Let’s start the New Year by reflecting on a question that resides deep within the core of every human being, “For what purpose have I been born?”. Some of us are consciously aware of this query and live their whole life discerning and trying to fulfill their life’s mission while others move through life not quite sure why they feel unsatisfied even when they are financially comfortable and are surrounded by people who love and respect them.
How we become aware of our innate calling is dependent on several factors. What we hold in consciousness and what we allow to hold influence over our choices and actions has great sway over how we uncover and live out our purpose.
When we are born into this world, we are taught to believe that we should live our lives from the outside in rather than from the inside out. Cultural, familial, and societal views and norms often have greater influence over who we believe we are, what will make us happy, what roles we play, and what work we should do in the world, than our innate Divine Inner Wisdom. We come to believe that the answers we seek are out there in the world somewhere.
Eventually, we come to believe that our life’s work revolves around approval seeking, attracting the perfect life partner, and landing our dream job that will make us wealthy and/or famous, and will allow us to retire to a life of leisure and luxury. There isn’t anything wrong with notoriety, wealth, or luxury. However, when we are in pursuit of any or all of these things as our sole source of happiness, and in doing so we are not fully grounded in spiritual principle and our core values and most importantly do not call us into our sacred duty, we will not experience true fulfillment.

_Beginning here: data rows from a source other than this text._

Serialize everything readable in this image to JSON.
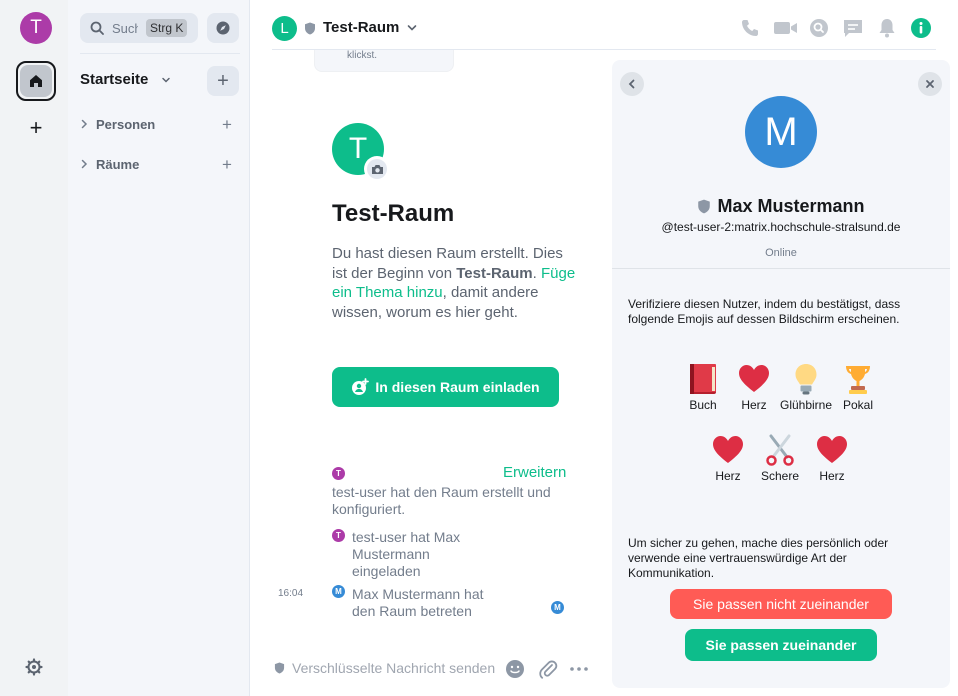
{
  "rail": {
    "user_initial": "T",
    "add_label": "+"
  },
  "room_list": {
    "search_label": "Suche",
    "search_shortcut": "Strg K",
    "title": "Startseite",
    "add_label": "+",
    "sections": [
      {
        "label": "Personen"
      },
      {
        "label": "Räume"
      }
    ]
  },
  "header": {
    "room_initial": "L",
    "room_name": "Test-Raum"
  },
  "timeline": {
    "previous_fragment": "klickst.",
    "room_initial": "T",
    "room_title": "Test-Raum",
    "intro_part1": "Du hast diesen Raum erstellt. Dies ist der Beginn von ",
    "intro_room": "Test-Raum",
    "intro_part2": ".",
    "intro_link": "Füge ein Thema hinzu",
    "intro_part3": ", damit andere wissen, worum es hier geht.",
    "invite_button": "In diesen Raum einladen",
    "expand_link": "Erweitern",
    "events": [
      {
        "avatar": "T",
        "text": "test-user hat den Raum erstellt und konfiguriert."
      },
      {
        "avatar": "T",
        "text": "test-user hat Max Mustermann eingeladen"
      },
      {
        "avatar": "M",
        "text": "Max Mustermann hat den Raum betreten",
        "time": "16:04",
        "receipt": "M"
      }
    ]
  },
  "composer": {
    "placeholder": "Verschlüsselte Nachricht senden…"
  },
  "verification": {
    "avatar_initial": "M",
    "name": "Max Mustermann",
    "mxid": "@test-user-2:matrix.hochschule-stralsund.de",
    "status": "Online",
    "instruction": "Verifiziere diesen Nutzer, indem du bestätigst, dass folgende Emojis auf dessen Bildschirm erscheinen.",
    "emojis": [
      {
        "icon": "book-icon",
        "label": "Buch"
      },
      {
        "icon": "heart-icon",
        "label": "Herz"
      },
      {
        "icon": "lightbulb-icon",
        "label": "Glühbirne"
      },
      {
        "icon": "trophy-icon",
        "label": "Pokal"
      },
      {
        "icon": "heart-icon",
        "label": "Herz"
      },
      {
        "icon": "scissors-icon",
        "label": "Schere"
      },
      {
        "icon": "heart-icon",
        "label": "Herz"
      }
    ],
    "advice": "Um sicher zu gehen, mache dies persönlich oder verwende eine vertrauenswürdige Art der Kommunikation.",
    "mismatch_button": "Sie passen nicht zueinander",
    "match_button": "Sie passen zueinander"
  },
  "colors": {
    "accent": "#0dbd8b",
    "danger": "#ff5b55",
    "user_t": "#ac3ba8",
    "user_m": "#368bd6"
  }
}
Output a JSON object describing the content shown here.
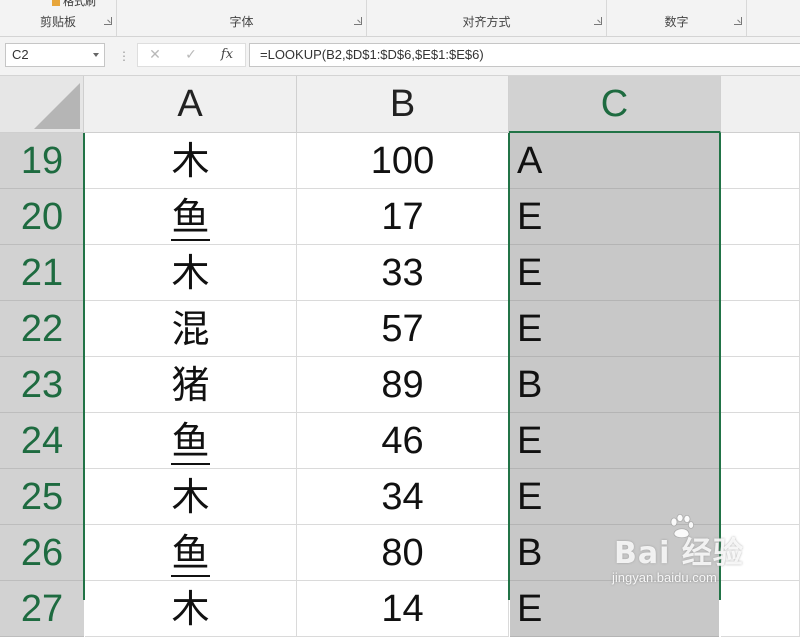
{
  "ribbon": {
    "groups": [
      {
        "label": "剪贴板"
      },
      {
        "label": "字体"
      },
      {
        "label": "对齐方式"
      },
      {
        "label": "数字"
      }
    ],
    "partial_button_label": "格式刷"
  },
  "formula_bar": {
    "name_box": "C2",
    "cancel_icon": "close-icon",
    "enter_icon": "check-icon",
    "fx_label": "fx",
    "formula": "=LOOKUP(B2,$D$1:$D$6,$E$1:$E$6)"
  },
  "sheet": {
    "columns": [
      "A",
      "B",
      "C"
    ],
    "selected_column": "C",
    "rows": [
      {
        "num": "19",
        "a": "木",
        "b": "100",
        "c": "A"
      },
      {
        "num": "20",
        "a": "鱼",
        "b": "17",
        "c": "E"
      },
      {
        "num": "21",
        "a": "木",
        "b": "33",
        "c": "E"
      },
      {
        "num": "22",
        "a": "混",
        "b": "57",
        "c": "E"
      },
      {
        "num": "23",
        "a": "猪",
        "b": "89",
        "c": "B"
      },
      {
        "num": "24",
        "a": "鱼",
        "b": "46",
        "c": "E"
      },
      {
        "num": "25",
        "a": "木",
        "b": "34",
        "c": "E"
      },
      {
        "num": "26",
        "a": "鱼",
        "b": "80",
        "c": "B"
      },
      {
        "num": "27",
        "a": "木",
        "b": "14",
        "c": "E"
      }
    ]
  },
  "watermark": {
    "main": "Bai 经验",
    "sub": "jingyan.baidu.com"
  },
  "colors": {
    "accent_green": "#217346",
    "selection_gray": "#c8c8c8"
  }
}
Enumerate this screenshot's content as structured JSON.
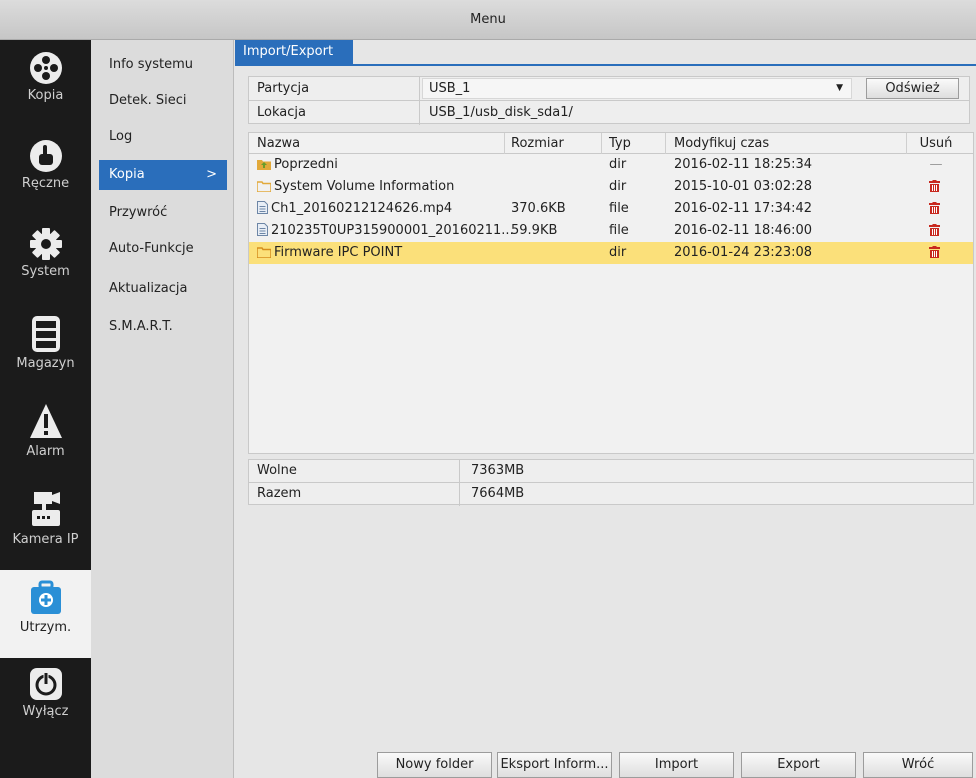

In the book, The Great Work of Your Life, author, Stephen Cope looks to the teachings of The Bhagavad Gita, the teachings of great mystics, and the stories of everyday people to give the reader a clear understanding of the meaning of sacred duty. Cope explains that one’s sacred duty, dharma, or vocation is to bring forth from within us our innate True Divine Nature in service to others. Discerning and living one’s sacred calling is not an easy task for the majority of individuals, therefore, throughout The Great Work of Your Life, Cope shares how to discern your sacred duty, describes how to identify and overcome the obstacles to living one’s dharma, and how one must allow one’s dharma to be fluid throughout his/her life and does not end when one retires from the work force.
On January 13, 2019, I will begin a nine week Sunday 10:30 a.m. talk series on the Four Pillars of Dharma and how these teachings can assist you in coming home to your True Self. I invite you to join me and discover how you can deepen your commitment to living a life of meaning and purpose.
“Every man and woman has a vocation to be someone; but he/she must understand clearly that in order to fulfill this vocation he/she can only be one person; himself/herself.” ~ Thomas Merton